I have reviewed the AS9100C changes in depth, and I would first like to note that the globalization of industry, coupled with the diversity of regional and national requirements, have complicated our objective to meet or exceed customer expectations and applicable statutory and regulatory requirements. Compounding the problem is the transition of the United States from an industrial nation to a service-driven nation during the past 10 years.
As a result, look around and you will find that today’s manufacturing organizations face many challenges-such as language barriers and lack of tribal knowledge-when it comes to purchasing products from their global supplier bases. On the flip side, these supplier bases face many of the same difficulties when it comes to delivering products to multiple customers, each with varying quality standards.
To understand the intent of AS9100C, it is important to gain an understanding of the essential terms and definitions that make up the body of the standard. The reality is that we cannot apply any requirement, method, principle or acceptance unless we communicate in the same language with our manufacturers and supplies, and AS9100C can help in this endeavor.
During the last several decades, my experiences as a quality management and NDT professional in the U.S. Navy and the private sector have taught me that it is very important to develop and nurture tribal knowledge, and organizations that let it slip through their fingers are doomed to failure. Unfortunately, in most cases of corporate restructuring, the loss of tribal knowledge is collateral damage, traded for “Lean Principles” without long-term thinking.

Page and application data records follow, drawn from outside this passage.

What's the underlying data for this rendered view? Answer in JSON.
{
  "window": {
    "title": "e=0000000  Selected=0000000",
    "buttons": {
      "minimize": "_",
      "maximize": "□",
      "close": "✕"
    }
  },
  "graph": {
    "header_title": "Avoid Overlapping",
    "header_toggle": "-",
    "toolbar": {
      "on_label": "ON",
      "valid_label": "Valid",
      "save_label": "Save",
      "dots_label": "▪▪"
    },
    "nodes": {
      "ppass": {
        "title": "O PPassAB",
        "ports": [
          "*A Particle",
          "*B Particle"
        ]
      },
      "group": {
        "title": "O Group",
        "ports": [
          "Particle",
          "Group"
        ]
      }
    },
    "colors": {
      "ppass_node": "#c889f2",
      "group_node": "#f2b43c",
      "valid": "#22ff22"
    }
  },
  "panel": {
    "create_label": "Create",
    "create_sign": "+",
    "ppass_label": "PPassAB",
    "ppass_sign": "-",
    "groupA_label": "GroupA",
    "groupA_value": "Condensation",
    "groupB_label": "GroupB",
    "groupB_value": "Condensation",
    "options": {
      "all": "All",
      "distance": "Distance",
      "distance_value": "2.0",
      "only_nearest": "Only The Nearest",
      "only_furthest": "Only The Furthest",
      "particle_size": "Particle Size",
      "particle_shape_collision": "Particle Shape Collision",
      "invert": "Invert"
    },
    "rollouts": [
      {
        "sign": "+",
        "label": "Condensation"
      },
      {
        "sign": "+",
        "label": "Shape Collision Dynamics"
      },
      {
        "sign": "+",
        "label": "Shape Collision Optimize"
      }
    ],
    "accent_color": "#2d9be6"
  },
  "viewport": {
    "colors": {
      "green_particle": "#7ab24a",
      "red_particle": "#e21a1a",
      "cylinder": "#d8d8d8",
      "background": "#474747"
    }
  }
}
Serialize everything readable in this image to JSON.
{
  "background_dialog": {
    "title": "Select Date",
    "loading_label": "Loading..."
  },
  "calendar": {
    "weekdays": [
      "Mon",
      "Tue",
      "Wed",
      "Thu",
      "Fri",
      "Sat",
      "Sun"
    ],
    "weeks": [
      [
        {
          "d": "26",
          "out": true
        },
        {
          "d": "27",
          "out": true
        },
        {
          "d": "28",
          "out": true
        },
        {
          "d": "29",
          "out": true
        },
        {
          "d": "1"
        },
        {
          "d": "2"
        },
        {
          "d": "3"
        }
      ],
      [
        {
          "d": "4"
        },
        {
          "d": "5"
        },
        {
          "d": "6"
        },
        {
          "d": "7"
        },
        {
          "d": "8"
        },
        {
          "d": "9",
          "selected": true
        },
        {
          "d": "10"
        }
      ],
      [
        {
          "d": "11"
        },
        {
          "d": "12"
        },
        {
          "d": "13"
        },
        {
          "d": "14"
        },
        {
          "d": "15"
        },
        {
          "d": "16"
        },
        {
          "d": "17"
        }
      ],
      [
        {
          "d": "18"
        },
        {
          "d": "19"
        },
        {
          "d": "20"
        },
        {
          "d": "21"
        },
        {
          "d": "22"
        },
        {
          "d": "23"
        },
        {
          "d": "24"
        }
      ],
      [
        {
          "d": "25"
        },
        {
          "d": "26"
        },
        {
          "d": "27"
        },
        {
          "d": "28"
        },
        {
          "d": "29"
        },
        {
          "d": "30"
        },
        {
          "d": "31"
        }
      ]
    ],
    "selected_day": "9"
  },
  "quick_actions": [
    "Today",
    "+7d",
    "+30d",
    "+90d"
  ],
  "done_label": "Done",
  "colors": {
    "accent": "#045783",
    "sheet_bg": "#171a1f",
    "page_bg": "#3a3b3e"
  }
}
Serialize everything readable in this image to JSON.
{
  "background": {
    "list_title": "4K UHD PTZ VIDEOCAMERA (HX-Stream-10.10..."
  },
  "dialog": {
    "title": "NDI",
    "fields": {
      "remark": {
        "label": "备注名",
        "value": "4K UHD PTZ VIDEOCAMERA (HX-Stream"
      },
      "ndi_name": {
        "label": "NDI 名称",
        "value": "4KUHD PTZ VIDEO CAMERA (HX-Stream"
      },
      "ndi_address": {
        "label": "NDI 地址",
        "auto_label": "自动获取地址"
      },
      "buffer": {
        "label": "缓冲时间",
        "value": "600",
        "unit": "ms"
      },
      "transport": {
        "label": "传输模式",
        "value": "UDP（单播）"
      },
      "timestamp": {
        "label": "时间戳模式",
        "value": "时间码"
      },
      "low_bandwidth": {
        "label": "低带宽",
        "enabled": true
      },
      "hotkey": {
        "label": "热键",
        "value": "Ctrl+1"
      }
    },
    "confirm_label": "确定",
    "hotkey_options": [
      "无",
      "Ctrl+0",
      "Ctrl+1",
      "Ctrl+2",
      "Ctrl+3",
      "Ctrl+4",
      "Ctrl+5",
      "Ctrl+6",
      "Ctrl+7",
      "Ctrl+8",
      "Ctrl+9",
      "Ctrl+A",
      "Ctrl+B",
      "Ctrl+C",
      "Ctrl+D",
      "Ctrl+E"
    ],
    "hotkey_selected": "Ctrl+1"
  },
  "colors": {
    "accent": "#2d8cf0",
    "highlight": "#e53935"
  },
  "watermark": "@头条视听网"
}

Today we have the opportunity to embrace the AS9100C standard, which I truly believe will strengthen our ability to deliver products across all industry sectors that are high in quality and meet or exceed customer expectations. Don’t get left behind; make sure your organization is on board with AS9100C.